Is Russia likely to default on its future bond payments?

That question comes down to whether Russia has the resources and ability to make the payments, given the current sanctions (ability to pay) and if they can, then whether Russia wants to make the payments (willingness to pay).

Russia currently has the technical capacity to service its debt, at least until 25 May 2022. While US sanctions prohibit transactions involving the Central Bank of Russia (CBR), the National Wealth Fund and the Ministry of Finance, bond payments are currently permitted until 25 May. Russia also has the resources to make the payments.

In terms of the willingness to pay, statements from Russian authorities have suggested that payments on hard currency bonds might be made in roubles, but then they have said also said that they would pay in US dollars.

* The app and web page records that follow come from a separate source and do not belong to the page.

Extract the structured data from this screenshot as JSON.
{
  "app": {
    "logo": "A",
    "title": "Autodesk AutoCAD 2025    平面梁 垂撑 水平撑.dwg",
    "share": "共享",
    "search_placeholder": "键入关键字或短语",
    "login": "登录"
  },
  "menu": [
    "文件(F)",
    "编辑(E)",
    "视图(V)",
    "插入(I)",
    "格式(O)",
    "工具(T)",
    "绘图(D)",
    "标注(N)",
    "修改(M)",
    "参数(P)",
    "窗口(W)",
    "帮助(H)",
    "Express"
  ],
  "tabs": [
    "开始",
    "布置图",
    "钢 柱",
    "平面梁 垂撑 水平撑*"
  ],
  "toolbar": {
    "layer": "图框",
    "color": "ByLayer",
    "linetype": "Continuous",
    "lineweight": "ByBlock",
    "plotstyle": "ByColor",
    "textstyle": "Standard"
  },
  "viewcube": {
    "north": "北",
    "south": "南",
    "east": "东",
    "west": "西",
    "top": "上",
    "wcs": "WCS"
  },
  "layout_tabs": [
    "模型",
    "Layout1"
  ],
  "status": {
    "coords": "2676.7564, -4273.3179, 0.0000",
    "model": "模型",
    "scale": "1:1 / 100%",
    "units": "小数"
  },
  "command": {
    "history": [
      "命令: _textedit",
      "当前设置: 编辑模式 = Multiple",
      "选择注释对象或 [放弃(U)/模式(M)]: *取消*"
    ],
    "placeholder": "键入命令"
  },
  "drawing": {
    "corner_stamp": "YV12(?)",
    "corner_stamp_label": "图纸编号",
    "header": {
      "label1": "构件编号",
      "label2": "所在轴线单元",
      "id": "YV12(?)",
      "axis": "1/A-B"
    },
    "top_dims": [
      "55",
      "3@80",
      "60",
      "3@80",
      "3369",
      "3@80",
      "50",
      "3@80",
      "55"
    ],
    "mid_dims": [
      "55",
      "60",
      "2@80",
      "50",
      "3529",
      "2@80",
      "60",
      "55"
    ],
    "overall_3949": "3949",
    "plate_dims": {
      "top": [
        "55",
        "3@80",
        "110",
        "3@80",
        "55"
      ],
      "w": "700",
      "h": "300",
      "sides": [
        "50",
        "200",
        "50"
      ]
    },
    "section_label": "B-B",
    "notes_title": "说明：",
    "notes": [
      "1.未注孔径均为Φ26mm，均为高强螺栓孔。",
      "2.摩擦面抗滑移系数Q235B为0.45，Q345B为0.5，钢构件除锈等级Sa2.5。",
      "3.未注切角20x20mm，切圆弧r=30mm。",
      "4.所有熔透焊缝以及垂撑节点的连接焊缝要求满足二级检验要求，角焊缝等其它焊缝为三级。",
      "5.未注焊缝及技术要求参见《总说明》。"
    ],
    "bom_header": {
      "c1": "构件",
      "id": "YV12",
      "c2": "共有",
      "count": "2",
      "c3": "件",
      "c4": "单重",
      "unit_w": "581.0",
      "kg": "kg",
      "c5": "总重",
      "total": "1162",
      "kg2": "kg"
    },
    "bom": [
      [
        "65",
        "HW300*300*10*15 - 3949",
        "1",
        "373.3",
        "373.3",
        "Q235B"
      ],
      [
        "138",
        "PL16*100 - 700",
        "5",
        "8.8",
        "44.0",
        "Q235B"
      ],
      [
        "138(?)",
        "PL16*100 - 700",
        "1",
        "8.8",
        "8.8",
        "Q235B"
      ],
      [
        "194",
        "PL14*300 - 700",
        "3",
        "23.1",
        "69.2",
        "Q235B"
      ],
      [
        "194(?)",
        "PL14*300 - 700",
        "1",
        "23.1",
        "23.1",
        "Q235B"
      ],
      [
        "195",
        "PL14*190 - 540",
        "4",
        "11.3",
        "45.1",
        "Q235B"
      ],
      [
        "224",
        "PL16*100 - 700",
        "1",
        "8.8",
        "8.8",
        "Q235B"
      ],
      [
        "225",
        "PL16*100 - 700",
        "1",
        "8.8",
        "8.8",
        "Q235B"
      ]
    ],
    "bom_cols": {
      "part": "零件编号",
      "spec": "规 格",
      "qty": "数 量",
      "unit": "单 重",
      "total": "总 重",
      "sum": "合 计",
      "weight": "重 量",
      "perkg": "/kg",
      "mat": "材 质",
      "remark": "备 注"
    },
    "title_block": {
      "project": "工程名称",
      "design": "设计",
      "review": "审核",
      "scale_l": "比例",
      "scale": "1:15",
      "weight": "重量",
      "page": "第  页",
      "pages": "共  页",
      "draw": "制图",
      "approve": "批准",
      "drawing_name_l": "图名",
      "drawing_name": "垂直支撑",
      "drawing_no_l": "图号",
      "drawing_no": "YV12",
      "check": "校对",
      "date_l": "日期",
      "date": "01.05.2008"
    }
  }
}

The coupon payments due on 16 March have to be made in US dollars or a credit default event will be triggered, but there is less clarity around the next two bond coupons (Russia ’29 and Russia ’35) due on 21 and 28 March. These two bonds have a couple of features that make the criteria for an official default (as defined by the ISDA Determinations Committee), uncertain. Firstly, they allow for payment in roubles if “for reasons beyond its control” the Russian government is unable to make payments in US dollars. The circumstances under which this would apply are not clear.  Secondly, these bonds are held in Russia by the National Security Depository (NSD) via Euroclear, which means that foreign investors might not be able to access payments. If Russia makes the payments but investors can’t access the funds, this would likely  constitute a default.  


Risk factors you should consider before investing:

  • This material is not intended to provide investment advice or be considered a personal recommendation.
  • The value of investments and income from them can go down as well as up and you may lose some or all of your initial investment.
  • Past results are not a guide to future results.
  • If the currency in which you invest strengthens against the currency in which the underlying investments of the fund are made, the value of your investment will decrease. Currency hedging seeks to limit this, but there is no guarantee that hedging will be totally successful.
  • Depending on the strategy, risks may be associated with investing in fixed income, emerging markets and/or high-yield securities; emerging markets are volatile and may suffer from liquidity problems.

Robert Burgess is a fixed income portfolio manager and research director at Capital Group. He has 34 years of investment industry experience and has been with Capital Group for eight years. Earlier in his career at Capital, as a fixed income investment analyst, he had research responsibility for emerging market debt. Prior to joining Capital, Robert worked as chief economist for emerging markets in Europe, the Middle East, and Africa at Deutsche Bank. Before that, he was an economist at the International Monetary Fund and HM Treasury. He holds a master’s degree in economics from the University of London and a bachelor’s degree in philosophy, politics and economics from Oxford University. Robert is based in London.

Past results are not a guarantee of future results. The value of investments and income from them can go down as well as up and you may lose some or all of your initial investment. This information is not intended to provide investment, tax or other advice, or to be a solicitation to buy or sell any securities.

Statements attributed to an individual represent the opinions of that individual as of the date published and do not necessarily reflect the opinions of Capital Group or its affiliates. All information is as at the date indicated unless otherwise stated. Some information may have been obtained from third parties, and as such the reliability of that information is not guaranteed.

Capital Group manages equity assets through three investment groups. These groups make investment and proxy voting decisions independently. Fixed income investment professionals provide fixed income research and investment management across the Capital organization; however, for securities with equity characteristics, they act solely on behalf of one of the three equity investment groups.